Turkansaari

The Turkansaari Open-Air Museum consists over 40 museum buildings. The buildings include for example a church built in 1694 and the old country manor house of Ylikärppä, completed in 1894. In Turkansaari, you can see the old trades that the region’s economy used to revolve around, including tar-making, salmon fishing, lumbering and log floating.Turkansaari church was built as the chapel in 1694. At that ti ...
Founded: 1922 | Location: Oulu, Finland

Ylikiiminki Church

Ylikiiminki Church was probably completed in 1786. The cruciform church was designed by Jacob Rijf, the famous church builder from Pietarsaari. The altarpiece was painted by Gustav Holmqvist in 1839.
Founded: 1786 | Location: Oulu, Finland

Featured Historic Landmarks, Sites & Buildings

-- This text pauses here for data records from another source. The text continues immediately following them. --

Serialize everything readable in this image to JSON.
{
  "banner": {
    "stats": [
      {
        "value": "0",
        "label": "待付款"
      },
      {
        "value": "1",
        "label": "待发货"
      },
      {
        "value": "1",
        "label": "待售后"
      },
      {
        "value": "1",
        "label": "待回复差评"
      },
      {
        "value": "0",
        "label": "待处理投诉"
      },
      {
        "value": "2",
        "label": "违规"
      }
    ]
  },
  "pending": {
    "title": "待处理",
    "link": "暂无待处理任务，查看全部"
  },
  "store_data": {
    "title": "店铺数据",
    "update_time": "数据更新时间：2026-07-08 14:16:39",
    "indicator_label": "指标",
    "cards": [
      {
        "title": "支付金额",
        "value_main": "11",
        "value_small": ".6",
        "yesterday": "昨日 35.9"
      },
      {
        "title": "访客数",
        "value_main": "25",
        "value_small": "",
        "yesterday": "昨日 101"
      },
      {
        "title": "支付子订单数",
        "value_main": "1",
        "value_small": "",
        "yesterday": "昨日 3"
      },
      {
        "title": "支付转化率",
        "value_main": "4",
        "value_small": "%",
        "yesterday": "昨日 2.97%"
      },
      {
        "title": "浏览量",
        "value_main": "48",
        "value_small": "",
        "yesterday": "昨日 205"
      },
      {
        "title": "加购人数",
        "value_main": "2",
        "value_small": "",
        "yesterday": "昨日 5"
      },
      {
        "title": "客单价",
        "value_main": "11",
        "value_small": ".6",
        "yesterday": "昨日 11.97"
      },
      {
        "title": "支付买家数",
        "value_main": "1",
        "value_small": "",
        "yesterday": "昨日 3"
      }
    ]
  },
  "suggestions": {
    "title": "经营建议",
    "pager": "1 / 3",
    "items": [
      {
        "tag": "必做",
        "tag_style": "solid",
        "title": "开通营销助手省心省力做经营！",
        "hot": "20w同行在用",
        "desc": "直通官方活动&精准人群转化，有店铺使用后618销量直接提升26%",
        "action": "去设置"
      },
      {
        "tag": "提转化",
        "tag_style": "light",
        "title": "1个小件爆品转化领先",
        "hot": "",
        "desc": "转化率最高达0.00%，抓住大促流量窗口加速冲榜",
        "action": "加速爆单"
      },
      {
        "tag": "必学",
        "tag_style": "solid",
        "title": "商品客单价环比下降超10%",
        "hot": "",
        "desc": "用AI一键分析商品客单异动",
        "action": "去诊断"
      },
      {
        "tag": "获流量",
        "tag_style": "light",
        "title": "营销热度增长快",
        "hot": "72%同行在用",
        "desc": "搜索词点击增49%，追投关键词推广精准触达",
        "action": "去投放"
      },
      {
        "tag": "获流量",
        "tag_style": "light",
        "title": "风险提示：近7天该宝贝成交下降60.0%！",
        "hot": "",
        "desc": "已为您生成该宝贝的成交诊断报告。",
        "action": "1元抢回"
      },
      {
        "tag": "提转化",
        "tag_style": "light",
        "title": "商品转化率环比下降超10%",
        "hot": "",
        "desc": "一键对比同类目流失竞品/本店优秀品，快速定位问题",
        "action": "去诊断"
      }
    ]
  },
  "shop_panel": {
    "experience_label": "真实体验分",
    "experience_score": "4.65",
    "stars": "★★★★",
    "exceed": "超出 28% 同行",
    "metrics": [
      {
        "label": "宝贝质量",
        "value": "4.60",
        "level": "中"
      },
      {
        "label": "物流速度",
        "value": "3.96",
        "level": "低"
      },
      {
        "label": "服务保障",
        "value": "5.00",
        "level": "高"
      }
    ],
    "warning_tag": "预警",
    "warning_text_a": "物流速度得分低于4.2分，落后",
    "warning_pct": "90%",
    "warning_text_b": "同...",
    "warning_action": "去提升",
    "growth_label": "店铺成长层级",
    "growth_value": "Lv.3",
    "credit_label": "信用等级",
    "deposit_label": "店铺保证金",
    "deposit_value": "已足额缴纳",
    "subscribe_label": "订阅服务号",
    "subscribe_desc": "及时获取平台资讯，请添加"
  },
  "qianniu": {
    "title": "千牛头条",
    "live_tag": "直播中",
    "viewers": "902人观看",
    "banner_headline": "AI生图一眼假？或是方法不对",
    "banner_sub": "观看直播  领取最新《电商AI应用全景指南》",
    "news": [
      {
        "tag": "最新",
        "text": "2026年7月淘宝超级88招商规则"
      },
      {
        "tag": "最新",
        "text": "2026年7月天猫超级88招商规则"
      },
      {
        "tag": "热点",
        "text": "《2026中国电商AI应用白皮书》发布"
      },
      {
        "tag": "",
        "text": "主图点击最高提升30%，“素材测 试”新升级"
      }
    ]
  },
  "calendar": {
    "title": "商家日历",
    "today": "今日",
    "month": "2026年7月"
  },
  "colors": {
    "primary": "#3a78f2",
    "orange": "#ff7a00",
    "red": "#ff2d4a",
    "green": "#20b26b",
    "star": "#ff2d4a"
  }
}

Historic Site of the week

Mosque–Cathedral of Córdoba

The Mosque–Cathedral of Córdoba, also known as the Great Mosque of Córdoba and the Mezquita is regarded as one of the most accomplished monuments of Moorish architecture.

According to a traditional account, a small Visigoth church, the Catholic Basilica of Saint Vincent of Lérins, originally stood on the site. In 784 Abd al-Rahman I ordered construction of the Great Mosque, which was considerably expanded by later Muslim rulers. The mosque underwent numerous subsequent changes: Abd al-Rahman II ordered a new minaret, while in 961 Al-Hakam II enlarged the building and enriched the Mihrab. The last of such reforms was carried out by Almanzor in 987. It was connected to the Caliph"s palace by a raised walkway, mosques within the palaces being the tradition for previous Islamic rulers – as well as Christian Kings who built their palaces adjacent to churches. The Mezquita reached its current dimensions in 987 with the completion of the outer naves and courtyard.

In 1236, Córdoba was conquered by King Ferdinand III of Castile, and the centre of the mosque was converted into a Catholic cathedral. Alfonso X oversaw the construction of the Villaviciosa Chapel and the Royal Chapel within the mosque. The kings who followed added further Christian features, such as King Henry II rebuilding the chapel in the 14th century. The minaret of the mosque was also converted to the bell tower of the cathedral. It was adorned with Santiago de Compostela"s captured cathedral bells. Following a windstorm in 1589, the former minaret was further reinforced by encasing it within a new structure.

The most significant alteration was the building of a Renaissance cathedral nave in the middle of the expansive structure. The insertion was constructed by permission of Charles V, king of Castile and Aragon. Artisans and architects continued to add to the existing structure until the late 18th century.

Architecture

The building"s floor plan is seen to be parallel to some of the earliest mosques built from the very beginning of Islam. It had a rectangular prayer hall with aisles arranged perpendicular to the qibla, the direction towards which Muslims pray. The prayer hall was large and flat, with timber ceilings held up by arches of horseshoe-like appearance.

In planning the mosque, the architects incorporated a number of Roman columns with choice capitals. Some of the columns were already in the Gothic structure; others were sent from various regions of Iberia as presents from the governors of provinces. Ivory, jasper, porphyry, gold, silver, copper, and brass were used in the decorations. Marvellous mosaics and azulejos were designed. Later, the immense temple embodied all the styles of Morisco architecture into one composition.

The building is most notable for its arcaded hypostyle hall, with 856 columns of jasper, onyx, marble, granite and porphyry. These were made from pieces of the Roman temple that had occupied the site previously, as well as other Roman buildings, such as the Mérida amphitheatre. The double arches were an innovation, permitting higher ceilings than would otherwise be possible with relatively low columns. The double arches consist of a lower horseshoe arch and an upper semi-circular arch.